Chlorine bleach sanitisation will kill mould. However, the sanitising process might not entirely remove stains from the mould, at the concentration which is safest to not fade or damage pram fabrics. Stubborn stains benefit from a second chlorine bleach sanitise process.

Frequently asked questions (FAQs)

Additional information for cleaning and sanitising your pram or stroller.

How do I find out the concentration of my chlorine bleach?

Check the label on your chlorine bleach bottle to find out what percentage (%) of sodium hypochlorite it contains. This is often displayed as g/100g or g/L.

1.0g per 100g equates to a bleach concentration of 1%.
42 grams per litre (42g/L) equates to a bleach concentration of 4.2%.

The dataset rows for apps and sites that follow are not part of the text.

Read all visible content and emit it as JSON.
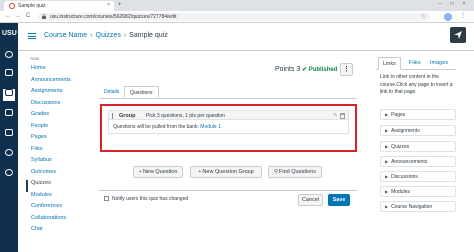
{
  "browser": {
    "tab_title": "Sample quiz",
    "tab_close": "×",
    "new_tab": "+",
    "back": "←",
    "forward": "→",
    "reload": "C",
    "url": "usu.instructure.com/courses/562682/quizzes/727784/edit",
    "star": "☆",
    "menu": "⋮",
    "win_min": "–",
    "win_max": "□",
    "win_close": "×"
  },
  "global_nav": {
    "logo": "USU"
  },
  "header": {
    "breadcrumbs": [
      "Course Name",
      "Quizzes",
      "Sample quiz"
    ],
    "separator": "›"
  },
  "course_nav": {
    "toggle_label": "Auto",
    "items": [
      {
        "label": "Home"
      },
      {
        "label": "Announcements"
      },
      {
        "label": "Assignments"
      },
      {
        "label": "Discussions"
      },
      {
        "label": "Grades"
      },
      {
        "label": "People"
      },
      {
        "label": "Pages"
      },
      {
        "label": "Files"
      },
      {
        "label": "Syllabus"
      },
      {
        "label": "Outcomes"
      },
      {
        "label": "Quizzes"
      },
      {
        "label": "Modules"
      },
      {
        "label": "Conferences"
      },
      {
        "label": "Collaborations"
      },
      {
        "label": "Chat"
      }
    ],
    "active": "Quizzes"
  },
  "quiz": {
    "points_label": "Points",
    "points_value": "3",
    "status_icon": "✔",
    "status": "Published",
    "more_label": "⋮",
    "tabs": [
      "Details",
      "Questions"
    ],
    "group": {
      "label": "Group",
      "pick_text": "Pick 3 questions, 1 pts per question",
      "bank_prefix": "Questions will be pulled from the bank:",
      "bank_name": "Module 1"
    },
    "actions": {
      "new_question": "New Question",
      "new_group": "New Question Group",
      "find_questions": "Find Questions"
    },
    "notify_label": "Notify users this quiz has changed",
    "cancel": "Cancel",
    "save": "Save"
  },
  "sidebar": {
    "tabs": [
      "Links",
      "Files",
      "Images"
    ],
    "help": "Link to other content in the course.Click any page to insert a link to that page.",
    "items": [
      {
        "label": "Pages"
      },
      {
        "label": "Assignments"
      },
      {
        "label": "Quizzes"
      },
      {
        "label": "Announcements"
      },
      {
        "label": "Discussions"
      },
      {
        "label": "Modules"
      },
      {
        "label": "Course Navigation"
      }
    ]
  },
  "colors": {
    "brand_nav": "#0e2f4d",
    "link": "#0374b5",
    "published": "#0b874b",
    "highlight": "#d8232a"
  }
}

Will bleach fade my pram fabric?

Using the option Mould minor (non-colourfast fabrics) will reduce the risk of fading. Most pram fabrics are synthetic and won’t fade as a result of using the chlorine bleach dilution listed on the table above.

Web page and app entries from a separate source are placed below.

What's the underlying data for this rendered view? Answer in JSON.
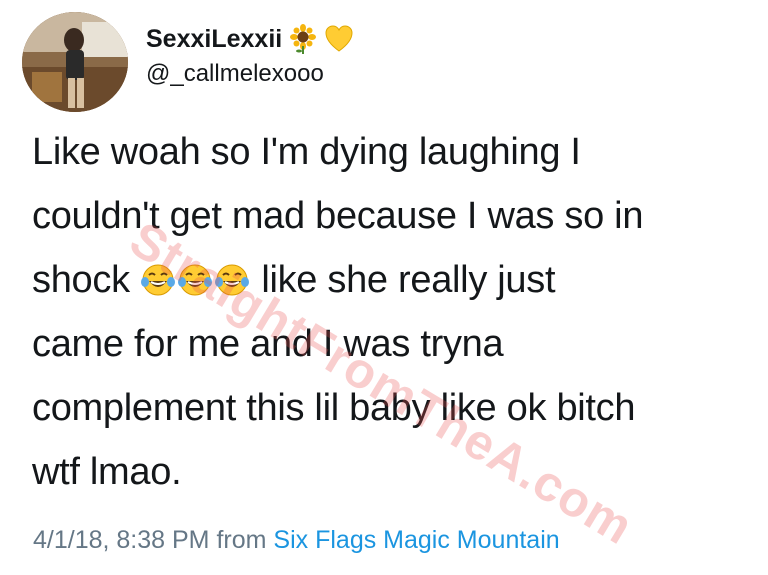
{
  "tweet": {
    "display_name": "SexxiLexxii",
    "name_emojis": [
      "sunflower-icon",
      "yellow-heart-icon"
    ],
    "handle": "@_callmelexooo",
    "body_lines": [
      "Like woah so I'm dying laughing I",
      "couldn't get mad because I was so in",
      "shock",
      "like she really just",
      "came for me and I was tryna",
      "complement this lil baby like ok bitch",
      "wtf lmao."
    ],
    "inline_emojis": [
      "face-with-tears-of-joy-icon",
      "face-with-tears-of-joy-icon",
      "face-with-tears-of-joy-icon"
    ],
    "timestamp": "4/1/18, 8:38 PM",
    "from_label": "from",
    "source": "Six Flags Magic Mountain"
  },
  "watermark": "StraightFromTheA.com",
  "colors": {
    "text": "#14171a",
    "meta": "#657786",
    "link": "#1b95e0",
    "watermark": "#e85050"
  }
}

Can I use this method to remove mould from a car seat cover?

No, treating car seat covers with bleach could compromise the structural integrity and fire retardant on the product. Please follow the manufacturer’s instructions for cleaning or contact them for more information.

Can I use bleach to remove mould on a wooden toy or playpen?

Unfortunately mould is very difficult to remove completely from timber. You need to physically remove the mould by sanding the wood back and then reseal it so that it is air tight. This will prevent the mould from growing again.

Please note sanding risks the mould becoming airborne.

Facebook resources

Members of our Clean Cloth Nappies Facebook group have access to in-depth posts and discussions on:

References

  1. Centers for Disease Control and Prevention, Chemical disinfectants: Guideline for disinfection and sterilization in healthcare facilities, 2008 (March 23, 2022) <https://www.cdc.gov/infectioncontrol/guidelines/disinfection/disinfection-methods/chemical.html>.
  2. K A Reynolds, S Boone, K R Bright and C P Gerba, Occurrence of household mold and efficacy of sodium hypochlorite disinfectant, 2012 (March 23, 2022) <https://pubmed.ncbi.nlm.nih.gov/23016564/>.
  3. S C Wilson, C Wu, L A Andriychuk, J M Martin, T L Brasel, C A Jumper and D C Straus, Effect of chlorine dioxide gas on fungi and mycotoxins associated with Sick Building Syndrome, 2005 (March 23, 2022) <https://pubmed.ncbi.nlm.nih.gov/16151130/>.
  4. Z A Mohamad, Stachybotrys chartarum: Its identification and response to antimicrobial treatment and prevention, 2018.